Few cats will refuse canned tuna. But anything more than a little nibble here and there can be very dangerous. “If canned tuna is less than 10 percent of their total dietary intake, that will be fine,” says Dr. Burch. But more than that, she explains, they can end up with nutritional deficiencies, because they need essential vitamins and minerals, especially calcium, which are not found in tuna fish.
Furthermore, tuna meat, especially red tuna, can cause a deficiency in thiamine, resulting in neurological symptoms including mental lethargy, incoordination, blindness, head tilting, abnormal eye movement, and seizures. “If a cat is not evaluated and treated promptly, thiamine deficiency can result in death,” says Dr. Burch.

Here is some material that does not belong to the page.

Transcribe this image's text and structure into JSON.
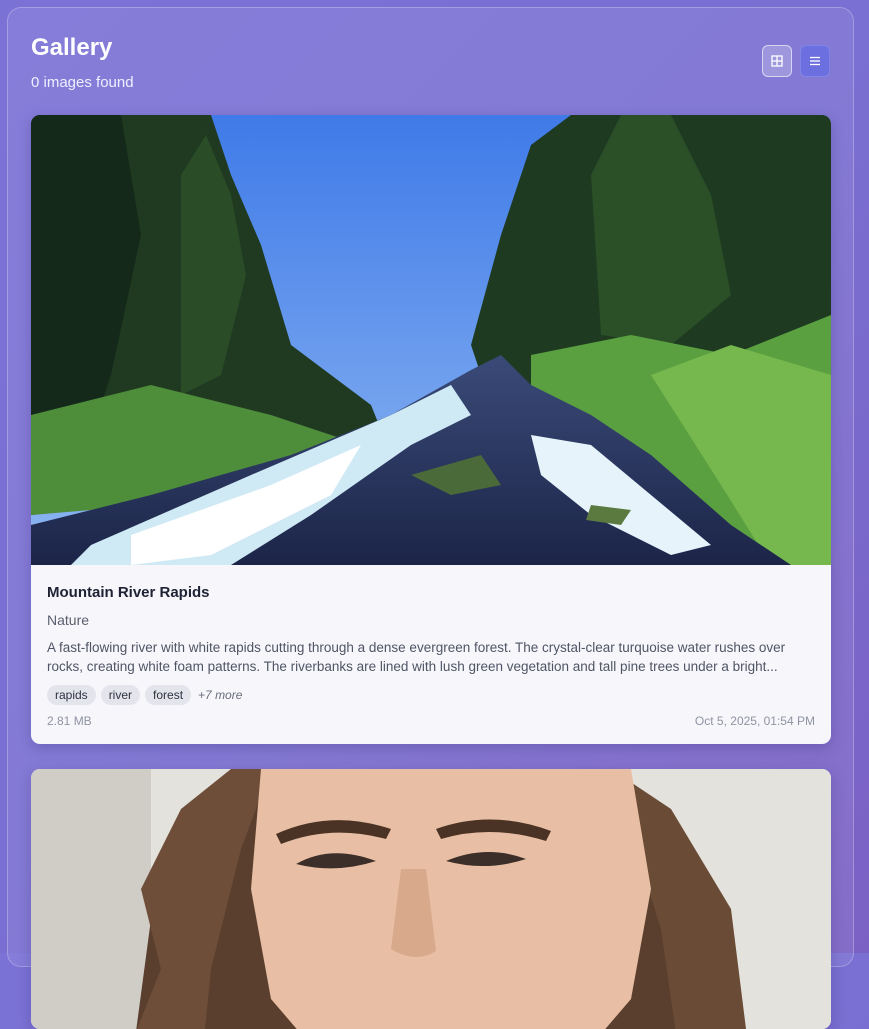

Still not convinced? Dr. Burch adds that feeding cats large quantities of tuna can severely increase the risk of pancreatitis, bleeding disorders and lower urinary tract diseases, which can lead to inflammation of the bladder and urethra, spasms and possible urinary obstruction. Symptoms of lower urinary tract disease include blood in the urine, frequent trips to the litter box, straining when urinating, and abdominal pain. If your cat is not eating, the cause may be food-related illness.